11 February 2013

Lately I have been very intrigued by letterpress based design.  I enjoy the fact that it gives design a texture, looks clean and most of all very professional.  As of right now, it is the most appealing pproach to design in my opinion.  This being said, I believe it is quickly disappearing and becoming an art of the past.

Brady Vest of Hammerpress is the owner of Hammerpress, still using old techniques to create letterpress work.  A lot of letterpress settings are being generated by computer nowadays, which is definitely not as unique as hand-setting letters and designs like Brandy Vest still does.  He believes that although letterpress may be dying a bit, his work is growing because of the fact that it is done all by hand.  In a way, this gives his designs that sort of "hipster" feel that people are looking for.  By this I mean it is old fashioned and the fact that it is hard to come by makes it more wanted.  To see more work from Hammerpress, visit this webiste http://hammerpress.net/

http://www.boxcarpress.com/blog/tag/letterpress-print-shop/ is another blog run by Matt Robinson.  In this blog, many letterpress designs are shared by him, showing that letterpress is really very unique and beautiful.  Depending on what style of design you prefer, letterpress may not be appealing to you.  However, this is due to lack of education on letterpress.  Just by running through some images of letterpress posters or packaging, it is simple to see how much work goes into these designs.  They should be recognized and utilized more in my opinion.


  1. It's unfortunate that handmade techniques like this are disappearing. That Hammerpress site has a lot of really beautiful unique designs which should singlehandedly keep the art form alive. I'd love to learn how to do this someday- anything that can be done without computers is really valuable in my opinion.

  2. These designs are great! This would be a really fun medium to learn. It really does give a different vibe to the creations. Very pretty.

  3. Designs like this are so intriguing, clean and creative. It is sad to think that techniques of this sort are going out of style. I suppose you could say it is matter of personal preference to design something using this median/ technique. However doing so will give you that genuine feel that many seek. Plus the fact that you put the time and effort into it rather than simply computer generating, makes it that much more valuable.

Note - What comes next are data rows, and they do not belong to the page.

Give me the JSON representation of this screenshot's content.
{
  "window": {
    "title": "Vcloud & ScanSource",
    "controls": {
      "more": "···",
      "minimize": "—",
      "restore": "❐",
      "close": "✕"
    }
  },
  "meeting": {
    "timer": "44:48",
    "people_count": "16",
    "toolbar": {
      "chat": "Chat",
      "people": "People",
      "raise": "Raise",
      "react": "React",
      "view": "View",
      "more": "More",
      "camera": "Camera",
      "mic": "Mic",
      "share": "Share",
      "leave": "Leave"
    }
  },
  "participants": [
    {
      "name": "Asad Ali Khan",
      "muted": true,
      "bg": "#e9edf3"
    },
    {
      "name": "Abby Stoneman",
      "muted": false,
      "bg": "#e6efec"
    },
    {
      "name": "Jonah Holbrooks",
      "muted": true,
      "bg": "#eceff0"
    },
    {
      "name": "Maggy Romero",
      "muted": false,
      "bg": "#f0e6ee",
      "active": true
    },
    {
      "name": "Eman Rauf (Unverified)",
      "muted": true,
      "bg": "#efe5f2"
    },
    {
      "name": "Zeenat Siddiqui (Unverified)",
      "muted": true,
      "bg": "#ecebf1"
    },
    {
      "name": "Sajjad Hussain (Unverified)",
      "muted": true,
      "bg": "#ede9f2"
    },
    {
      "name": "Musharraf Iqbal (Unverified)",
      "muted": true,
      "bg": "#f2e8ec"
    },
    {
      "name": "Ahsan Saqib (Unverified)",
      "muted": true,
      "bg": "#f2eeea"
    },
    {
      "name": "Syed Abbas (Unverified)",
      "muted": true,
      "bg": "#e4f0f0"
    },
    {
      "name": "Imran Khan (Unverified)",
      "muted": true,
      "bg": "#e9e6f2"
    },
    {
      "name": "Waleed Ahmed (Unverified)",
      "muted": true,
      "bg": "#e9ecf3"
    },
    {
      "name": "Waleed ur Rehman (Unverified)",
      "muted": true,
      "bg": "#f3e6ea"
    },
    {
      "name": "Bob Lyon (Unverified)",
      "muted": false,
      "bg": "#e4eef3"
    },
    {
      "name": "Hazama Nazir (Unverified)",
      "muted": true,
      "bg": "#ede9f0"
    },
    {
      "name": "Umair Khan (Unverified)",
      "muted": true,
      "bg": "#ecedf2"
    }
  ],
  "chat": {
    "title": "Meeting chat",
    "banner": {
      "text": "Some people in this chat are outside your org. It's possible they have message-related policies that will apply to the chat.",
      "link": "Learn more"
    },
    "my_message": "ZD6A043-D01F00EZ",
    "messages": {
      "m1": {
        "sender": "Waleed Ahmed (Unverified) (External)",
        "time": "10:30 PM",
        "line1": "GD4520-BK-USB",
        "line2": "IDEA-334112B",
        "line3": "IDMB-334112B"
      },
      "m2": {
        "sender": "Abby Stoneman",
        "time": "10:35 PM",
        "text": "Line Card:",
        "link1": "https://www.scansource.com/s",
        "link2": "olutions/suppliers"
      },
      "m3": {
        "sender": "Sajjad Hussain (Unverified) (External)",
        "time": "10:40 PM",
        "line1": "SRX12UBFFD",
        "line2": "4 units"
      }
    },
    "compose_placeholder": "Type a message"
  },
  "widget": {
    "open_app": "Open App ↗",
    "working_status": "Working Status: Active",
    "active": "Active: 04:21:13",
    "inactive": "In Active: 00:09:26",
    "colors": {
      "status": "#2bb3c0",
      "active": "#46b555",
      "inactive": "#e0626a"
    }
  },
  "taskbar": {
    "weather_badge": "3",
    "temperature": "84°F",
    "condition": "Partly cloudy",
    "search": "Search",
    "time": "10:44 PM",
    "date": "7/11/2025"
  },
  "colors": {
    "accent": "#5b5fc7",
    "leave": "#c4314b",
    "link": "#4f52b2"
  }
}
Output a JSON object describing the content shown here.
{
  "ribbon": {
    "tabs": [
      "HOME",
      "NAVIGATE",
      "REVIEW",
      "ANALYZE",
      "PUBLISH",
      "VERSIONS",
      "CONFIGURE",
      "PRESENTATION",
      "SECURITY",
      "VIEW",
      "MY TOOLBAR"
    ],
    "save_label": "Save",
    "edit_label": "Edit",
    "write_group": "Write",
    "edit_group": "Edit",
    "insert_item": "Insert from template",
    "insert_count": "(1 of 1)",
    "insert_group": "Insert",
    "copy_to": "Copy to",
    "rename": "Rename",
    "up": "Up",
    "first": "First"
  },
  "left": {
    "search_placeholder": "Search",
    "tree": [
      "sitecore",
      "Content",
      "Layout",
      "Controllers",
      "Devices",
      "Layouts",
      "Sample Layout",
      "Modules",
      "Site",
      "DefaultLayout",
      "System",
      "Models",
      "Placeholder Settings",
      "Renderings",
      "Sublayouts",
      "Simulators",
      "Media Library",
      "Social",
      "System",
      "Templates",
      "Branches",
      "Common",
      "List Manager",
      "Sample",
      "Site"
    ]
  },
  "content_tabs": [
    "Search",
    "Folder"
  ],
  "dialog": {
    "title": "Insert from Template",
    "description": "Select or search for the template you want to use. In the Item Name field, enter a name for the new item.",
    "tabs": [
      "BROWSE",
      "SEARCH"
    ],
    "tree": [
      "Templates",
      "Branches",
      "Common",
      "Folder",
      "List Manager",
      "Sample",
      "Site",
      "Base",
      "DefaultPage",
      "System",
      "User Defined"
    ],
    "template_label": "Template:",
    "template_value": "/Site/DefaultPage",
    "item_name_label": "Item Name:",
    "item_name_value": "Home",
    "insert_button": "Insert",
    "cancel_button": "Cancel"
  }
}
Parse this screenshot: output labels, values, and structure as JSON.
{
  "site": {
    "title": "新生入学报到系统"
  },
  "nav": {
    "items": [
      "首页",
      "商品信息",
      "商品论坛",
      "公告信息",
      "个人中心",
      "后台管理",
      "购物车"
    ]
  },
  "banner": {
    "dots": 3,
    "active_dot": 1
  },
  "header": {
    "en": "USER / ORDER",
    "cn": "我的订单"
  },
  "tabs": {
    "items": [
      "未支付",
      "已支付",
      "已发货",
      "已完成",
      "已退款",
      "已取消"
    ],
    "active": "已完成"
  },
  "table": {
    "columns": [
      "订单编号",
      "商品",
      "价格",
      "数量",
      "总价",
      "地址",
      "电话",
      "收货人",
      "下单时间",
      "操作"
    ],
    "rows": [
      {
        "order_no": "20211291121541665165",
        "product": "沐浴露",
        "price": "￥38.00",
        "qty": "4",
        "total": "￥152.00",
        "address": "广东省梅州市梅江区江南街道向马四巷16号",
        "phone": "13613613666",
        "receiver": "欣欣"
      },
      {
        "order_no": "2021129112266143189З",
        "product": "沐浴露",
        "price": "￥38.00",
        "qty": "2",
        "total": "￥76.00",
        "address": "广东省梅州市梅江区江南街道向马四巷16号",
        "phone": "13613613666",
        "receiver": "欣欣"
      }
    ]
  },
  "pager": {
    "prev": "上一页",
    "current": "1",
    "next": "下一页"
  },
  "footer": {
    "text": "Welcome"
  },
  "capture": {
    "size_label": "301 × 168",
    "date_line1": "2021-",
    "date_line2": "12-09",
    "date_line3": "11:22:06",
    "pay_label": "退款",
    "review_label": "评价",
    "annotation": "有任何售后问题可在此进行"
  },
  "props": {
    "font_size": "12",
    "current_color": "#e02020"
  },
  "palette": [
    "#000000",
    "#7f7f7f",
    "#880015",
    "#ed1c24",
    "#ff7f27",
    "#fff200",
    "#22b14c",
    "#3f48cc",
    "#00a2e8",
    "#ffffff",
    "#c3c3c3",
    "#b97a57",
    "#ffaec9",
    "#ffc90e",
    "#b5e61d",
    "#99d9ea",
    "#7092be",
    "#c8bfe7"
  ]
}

  4. I really want to get into letterpressing! Creations are much more meaningful and have a unique quality to them. I think doing stuff by hand means so much more and I would love to have that experience working in a letterpress studio! Maybe John can point those interested in the right direction?

  5. Well, I'll certainly add that it is hardly a dead process, but it surely is a niche one. In recent years, it has actually become quite popular, especially in the invitation industry, but also make for an impressive business card, and other various items.

    Sadly, there isn't anyone with an operating shop in Flagstaff, but there are two in Tucson (and I'm sure others in PHX); Letterpress Finesse and one operated at the UA, where I learned and worked in letterpress. If enough people are interested in forming a small group, we might be able to arrange a field trip with the Jack Sinclair Letterpress Studio at the UA.

    One last item I thought I'd share, because I do love letterpress and miss it dearly, is a Swiss letterpress artist who does some awesomely contemporary design using the traditional press. And, he includes video for all of his projects—definitely a site worth spending some time on.


  6. IT would be awesome if we could go on a field trip like you said! I would be interested.
    I think the letterpress is very interesting. It would be cool to see more designs that use them and to use them ourselves. It would be lovely to work with a letterpress in a job in the future.